Pfost, Isaac W.
The following data is extracted from Illustrated History of the State of Idaho.
The Virginians have given to nearly every state in the union much of the good blood and good citizenship, for, wherever his lot is cast, the Virginian is patriotic and does honor to his environments. Idaho has many well known citizens of Virginian birth, but not one who is more highly regarded for integrity and perseverance and all the other qualities which make for real success than Isaac W. Pfost, of Boise, who, having been born in Virginia prior to its division, is literally a native of the Old Dominion.
Isaac W. Pfost, proprietor of the Bancroft Hotel, Boise, Idaho, was born in Jackson County, Virginia, January 21, 1846, a son of Abraham and Elizabeth (Rader) Pfost. His father and mother were likewise natives of Virginia. Abraham Pfost died at the age of sixty-two.
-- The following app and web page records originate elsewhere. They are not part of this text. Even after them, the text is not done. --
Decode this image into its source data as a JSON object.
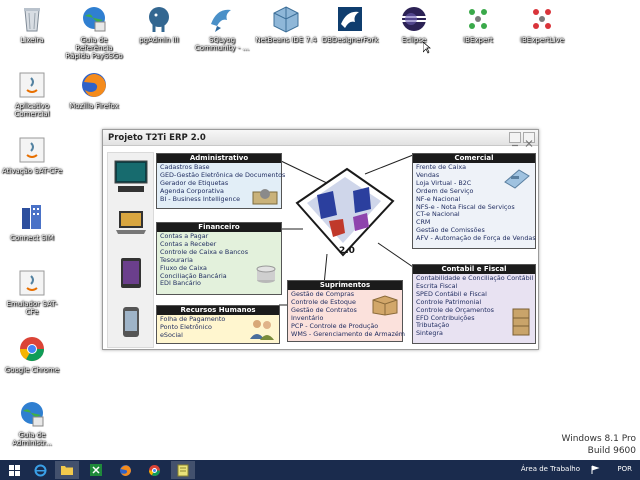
{
  "desktop_icons": [
    {
      "id": "lixeira",
      "label": "Lixeira"
    },
    {
      "id": "guia",
      "label": "Guia de Referência Rápida PaySSGo"
    },
    {
      "id": "pgadmin",
      "label": "pgAdmin III"
    },
    {
      "id": "sqlyog",
      "label": "SQLyog Community - ..."
    },
    {
      "id": "netbeans",
      "label": "NetBeans IDE 7.4"
    },
    {
      "id": "dbdesigner",
      "label": "DBDesignerFork"
    },
    {
      "id": "eclipse",
      "label": "Eclipse"
    },
    {
      "id": "ibexpert",
      "label": "IBExpert"
    },
    {
      "id": "ibexpertlive",
      "label": "IBExpertLive"
    },
    {
      "id": "aplicativo",
      "label": "Aplicativo Comercial"
    },
    {
      "id": "firefox",
      "label": "Mozilla Firefox"
    },
    {
      "id": "ativacao",
      "label": "Ativação SAT-CFe"
    },
    {
      "id": "connect",
      "label": "Connect SIM"
    },
    {
      "id": "emulador",
      "label": "Emulador SAT-CFe"
    },
    {
      "id": "chrome",
      "label": "Google Chrome"
    },
    {
      "id": "guiaadmin",
      "label": "Guia de Administr..."
    }
  ],
  "window": {
    "title": "Projeto T2Ti ERP 2.0",
    "logo_text": "2.0"
  },
  "panels": {
    "administrativo": {
      "title": "Administrativo",
      "items": [
        "Cadastros Base",
        "GED-Gestão Eletrônica de Documentos",
        "Gerador de Etiquetas",
        "Agenda Corporativa",
        "BI - Business Intelligence"
      ]
    },
    "financeiro": {
      "title": "Financeiro",
      "items": [
        "Contas a Pagar",
        "Contas a Receber",
        "Controle de Caixa e Bancos",
        "Tesouraria",
        "Fluxo de Caixa",
        "Conciliação Bancária",
        "EDI Bancário"
      ]
    },
    "rh": {
      "title": "Recursos Humanos",
      "items": [
        "Folha de Pagamento",
        "Ponto Eletrônico",
        "eSocial"
      ]
    },
    "suprimentos": {
      "title": "Suprimentos",
      "items": [
        "Gestão de Compras",
        "Controle de Estoque",
        "Gestão de Contratos",
        "Inventário",
        "PCP - Controle de Produção",
        "WMS - Gerenciamento de Armazém"
      ]
    },
    "comercial": {
      "title": "Comercial",
      "items": [
        "Frente de Caixa",
        "Vendas",
        "Loja Virtual - B2C",
        "Ordem de Serviço",
        "NF-e Nacional",
        "NFS-e - Nota Fiscal de Serviços",
        "CT-e Nacional",
        "CRM",
        "Gestão de Comissões",
        "AFV - Automação de Força de Vendas"
      ]
    },
    "contabil": {
      "title": "Contabil e Fiscal",
      "items": [
        "Contabilidade e Conciliação Contábil",
        "Escrita Fiscal",
        "SPED Contábil e Fiscal",
        "Controle Patrimonial",
        "Controle de Orçamentos",
        "EFD Contribuições",
        "Tributação",
        "Sintegra"
      ]
    }
  },
  "taskbar": {
    "tray_label": "Área de Trabalho",
    "language": "POR"
  },
  "watermark": {
    "line1": "Windows 8.1 Pro",
    "line2": "Build 9600"
  }
}
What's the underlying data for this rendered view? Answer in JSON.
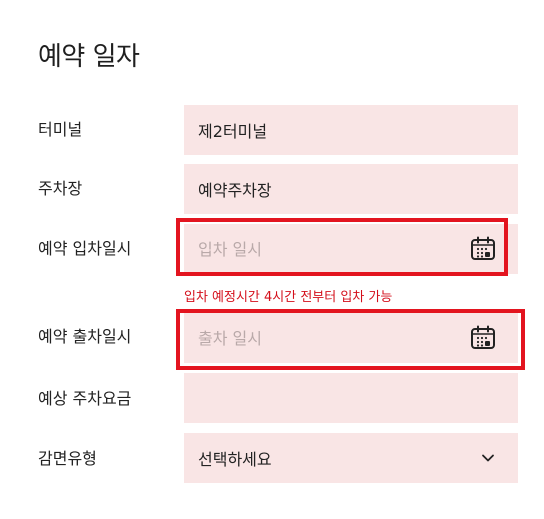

Their son, Isaac W. Pfost, was reared and educated in the county of his nativity. In the fall of 1865, when he was nineteen years old, he went to Cooper County, Missouri. A year later he went to Bates County, in the same state, where for two years he was engaged in farming. He then removed to Henry county, Missouri, where he became the owner of a farm, which he operated successfully until 1876, when he sold it and engaged in the grocery business at Montrose, Missouri, in which enterprise he prospered until, out of the kindness of his heart and with the motive of helping others, he became security on financial paper which he was forced to redeem and which caused him to lose nearly everything he had accumulated. He managed to pay all his obligations, however, and then, declining proffered assistance to engage in business again at Montrose, he thanked his well-meaning friends and announced that he had taken the advice of Horace Greeley as his guide, and was determined to "go west and grow up with the country." Accordingly, in the spring of 1878, he crossed the plains with a team and arrived at Boise July 16. Until 1883 he was engaged in freighting between Kelton, Utah, and Boise. He drove a twelve-horse, four-wagon team and often transferred more than twelve tons of freight at a time. In 1883 he located on a farm ten miles from Boise, and lived in that vicinity until the fall of 1898. As a farmer he ranked with the most progressive and successful in Ada County, improving his place constantly and adopting the most advanced methods in every department of his work. In 1898 he sold his farm for a good price, and, moving to Boise, he purchased the Bancroft Hotel with its fixtures, furniture and stock. This hotel has a history which dates back to 1893. It is a history of success, to which Mr. Pfost is adding with every passing month. The Bancroft Hotel is a three-story brick structure, containing forty rooms, and its conveniences are modern and complete. Mr. Pfost, who is a Mason, an Odd Fellow, a Pioneer of the West, a Good Templar and an influential Democrat, is keeping an up-to-date hotel, and through his numerous fraternal connections and wide acquaintance is drawing to it an extensive patronage, and it is deservedly popular with the traveling public.
December 13, 1866, Mr. Pfost married Miss Margaret Koontz, who died in Ada County, Idaho, December 27, 1885, leaving seven children: Mary (now Mrs. S. M. Burns), John A. James E., Effie (now Mrs. Boyd Burns), Otis, Charles L., and Daisy. Mr. Pfost's second marriage was with Mrs. Rebecca (Curl) Brown and was celebrated December 4, 1890. Mrs. Pfost died May 30, 1891, and February 7, 1892, Mr. Pfost married Mrs. Mary Pullman, a native of Iowa and a daughter of Hugh and Amanda Baker, prominent among the wealthy citizens of Appanoose County. By her former marriage Mrs. Pfost has one son, Carl D. Pullman, whose father, Edward Pullman, a druggist at Centerville, died January 16, 1890, when Carl was only six days old. By his present marriage Mr. Pfost has three children: Merle, Robert and Montie D. Mrs. Pfost first came to Idaho in 1885. Here she taught school three terms and then returned to Iowa, where she lived until she came back to Idaho in 1891. She is a member of the Odd Fellows auxiliary order, the Daughters of Rebekah, and is interested in all the good work carried on under its auspices and in all of the local work of the Methodist Episcopal Church, of which she and her husband are members.
Source: Illustrated History of the State of Idaho